Round spheres, straight rods, and twisting corkscrews, bacteria come in many different shapes. The shape of bacteria is dictated by their cell wall, the strong outer barrier of the cell. As bacteria grow and multiply, they must add to their cell wall while keeping the same basic shape. The cells walls are made from long chain-like molecules via processes that are guided by protein scaffolds within the cell. Many common antibiotics, including penicillin, stop bacterial infections by interrupting the growth of cell walls.

Helicobacter pylori is a common bacterium that lives in the gut and, after many years, can cause stomach ulcers and stomach cancer. H. pylori are shaped in a twisting helix, much like a corkscrew. This shape helps H. pylori to take hold and colonize the stomach.

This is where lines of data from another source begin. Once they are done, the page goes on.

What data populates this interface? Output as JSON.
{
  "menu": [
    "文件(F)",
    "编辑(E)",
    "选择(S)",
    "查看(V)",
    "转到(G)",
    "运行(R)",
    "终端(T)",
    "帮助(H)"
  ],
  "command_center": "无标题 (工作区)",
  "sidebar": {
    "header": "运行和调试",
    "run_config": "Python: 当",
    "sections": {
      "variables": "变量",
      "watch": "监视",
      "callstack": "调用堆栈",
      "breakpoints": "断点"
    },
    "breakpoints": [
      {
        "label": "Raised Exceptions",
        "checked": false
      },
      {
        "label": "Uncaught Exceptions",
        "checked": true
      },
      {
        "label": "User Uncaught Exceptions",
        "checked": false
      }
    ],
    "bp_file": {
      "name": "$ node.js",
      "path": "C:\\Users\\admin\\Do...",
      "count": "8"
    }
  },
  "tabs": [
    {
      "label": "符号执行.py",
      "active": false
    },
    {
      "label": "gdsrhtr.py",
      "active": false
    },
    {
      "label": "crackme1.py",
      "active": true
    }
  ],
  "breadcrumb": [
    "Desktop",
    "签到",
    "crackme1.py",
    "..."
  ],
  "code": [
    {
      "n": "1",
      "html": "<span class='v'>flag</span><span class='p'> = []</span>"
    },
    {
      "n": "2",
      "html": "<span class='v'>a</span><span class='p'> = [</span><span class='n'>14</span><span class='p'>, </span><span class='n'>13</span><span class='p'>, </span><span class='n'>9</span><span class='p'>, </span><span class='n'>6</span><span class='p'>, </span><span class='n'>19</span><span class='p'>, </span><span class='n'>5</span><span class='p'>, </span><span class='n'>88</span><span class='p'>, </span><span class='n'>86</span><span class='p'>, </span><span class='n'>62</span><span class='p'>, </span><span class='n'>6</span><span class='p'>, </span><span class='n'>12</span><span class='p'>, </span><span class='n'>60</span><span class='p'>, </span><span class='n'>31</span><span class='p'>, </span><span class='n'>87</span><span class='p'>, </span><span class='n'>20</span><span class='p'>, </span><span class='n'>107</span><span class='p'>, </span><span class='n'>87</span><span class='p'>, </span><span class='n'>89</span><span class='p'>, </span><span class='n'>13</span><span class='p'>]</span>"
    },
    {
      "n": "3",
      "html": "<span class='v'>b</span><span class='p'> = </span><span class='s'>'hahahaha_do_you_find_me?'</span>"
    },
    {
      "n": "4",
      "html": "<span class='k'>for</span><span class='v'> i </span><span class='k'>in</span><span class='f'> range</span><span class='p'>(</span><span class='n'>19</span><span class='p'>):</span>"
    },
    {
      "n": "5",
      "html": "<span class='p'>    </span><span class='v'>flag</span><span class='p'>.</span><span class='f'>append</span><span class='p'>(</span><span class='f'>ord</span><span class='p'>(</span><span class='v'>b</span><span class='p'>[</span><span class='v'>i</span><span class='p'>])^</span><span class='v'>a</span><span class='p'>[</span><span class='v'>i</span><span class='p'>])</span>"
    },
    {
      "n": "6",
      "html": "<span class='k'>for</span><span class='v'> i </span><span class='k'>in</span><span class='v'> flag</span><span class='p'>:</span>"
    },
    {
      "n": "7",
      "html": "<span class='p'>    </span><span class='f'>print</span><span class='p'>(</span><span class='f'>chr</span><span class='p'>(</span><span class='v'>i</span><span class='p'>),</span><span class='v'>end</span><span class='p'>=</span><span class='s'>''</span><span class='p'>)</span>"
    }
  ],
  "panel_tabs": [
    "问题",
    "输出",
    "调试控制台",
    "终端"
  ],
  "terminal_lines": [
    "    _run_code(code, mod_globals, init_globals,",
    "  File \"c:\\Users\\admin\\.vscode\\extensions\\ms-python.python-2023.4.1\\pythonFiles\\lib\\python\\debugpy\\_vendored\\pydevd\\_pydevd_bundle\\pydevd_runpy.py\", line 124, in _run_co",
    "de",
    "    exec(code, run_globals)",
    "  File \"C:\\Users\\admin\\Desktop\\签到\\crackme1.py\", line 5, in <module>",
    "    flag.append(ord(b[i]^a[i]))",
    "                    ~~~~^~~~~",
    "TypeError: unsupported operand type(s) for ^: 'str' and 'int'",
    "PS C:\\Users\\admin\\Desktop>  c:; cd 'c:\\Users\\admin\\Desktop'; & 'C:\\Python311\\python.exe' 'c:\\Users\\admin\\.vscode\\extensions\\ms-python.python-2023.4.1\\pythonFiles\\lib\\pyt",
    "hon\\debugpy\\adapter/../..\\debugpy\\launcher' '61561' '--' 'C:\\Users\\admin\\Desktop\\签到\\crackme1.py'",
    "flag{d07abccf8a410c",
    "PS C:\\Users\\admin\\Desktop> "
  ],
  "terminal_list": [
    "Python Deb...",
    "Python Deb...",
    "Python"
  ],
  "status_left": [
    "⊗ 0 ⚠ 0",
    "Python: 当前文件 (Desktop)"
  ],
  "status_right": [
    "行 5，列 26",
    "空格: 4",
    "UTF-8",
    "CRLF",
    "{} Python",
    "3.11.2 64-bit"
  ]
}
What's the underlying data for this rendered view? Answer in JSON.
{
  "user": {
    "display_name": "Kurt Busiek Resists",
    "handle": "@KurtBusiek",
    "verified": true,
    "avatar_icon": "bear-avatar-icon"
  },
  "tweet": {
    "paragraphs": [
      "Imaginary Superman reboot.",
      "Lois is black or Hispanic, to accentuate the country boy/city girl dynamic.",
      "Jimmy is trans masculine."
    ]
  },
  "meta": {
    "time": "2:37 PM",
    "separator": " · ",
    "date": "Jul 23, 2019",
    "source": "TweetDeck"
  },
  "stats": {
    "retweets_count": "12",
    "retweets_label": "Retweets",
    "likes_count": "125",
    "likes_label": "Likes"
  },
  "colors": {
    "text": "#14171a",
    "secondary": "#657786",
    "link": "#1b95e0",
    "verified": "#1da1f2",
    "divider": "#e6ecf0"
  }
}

It remains unclear how H. pylori creates and maintains its helical shape. The helix is much more curved than other bacteria, and H. pylori does not have the same helpful proteins that other curved bacteria do. If H. pylori grows asymmetrically, adding more material to the cell wall on its long outer side to create a twisting helix, what controls the process?

To find out, Taylor et al. grew H. pylori cells and watched how the cell walls took shape. First, a fluorescent dye was attached to the building blocks of the cell wall or to underlying proteins that were thought to help direct its growth. The cells were then imaged in 3D, and images from hundreds of cells were reconstructed to analyze the growth patterns of the bacteria’s cell wall.

A protein called CcmA was found most often on the long side of the twisting H. pylori. When the CcmA protein was isolated in a dish, it spontaneously formed sheets and helical bundles, confirming its role as a structural scaffold for the cell wall. When CcmA was absent from the cell of H. pylori, Taylor et al. observed that the pattern of cell growth changed substantially.

This work identifies a key component directing the growth of the cell wall of H. pylori and therefore, a new target for antibiotics. Its helical shape is essential for H. pylori to infect the gut, so blocking the action of the CcmA protein may interrupt cell wall growth and prevent stomach infections.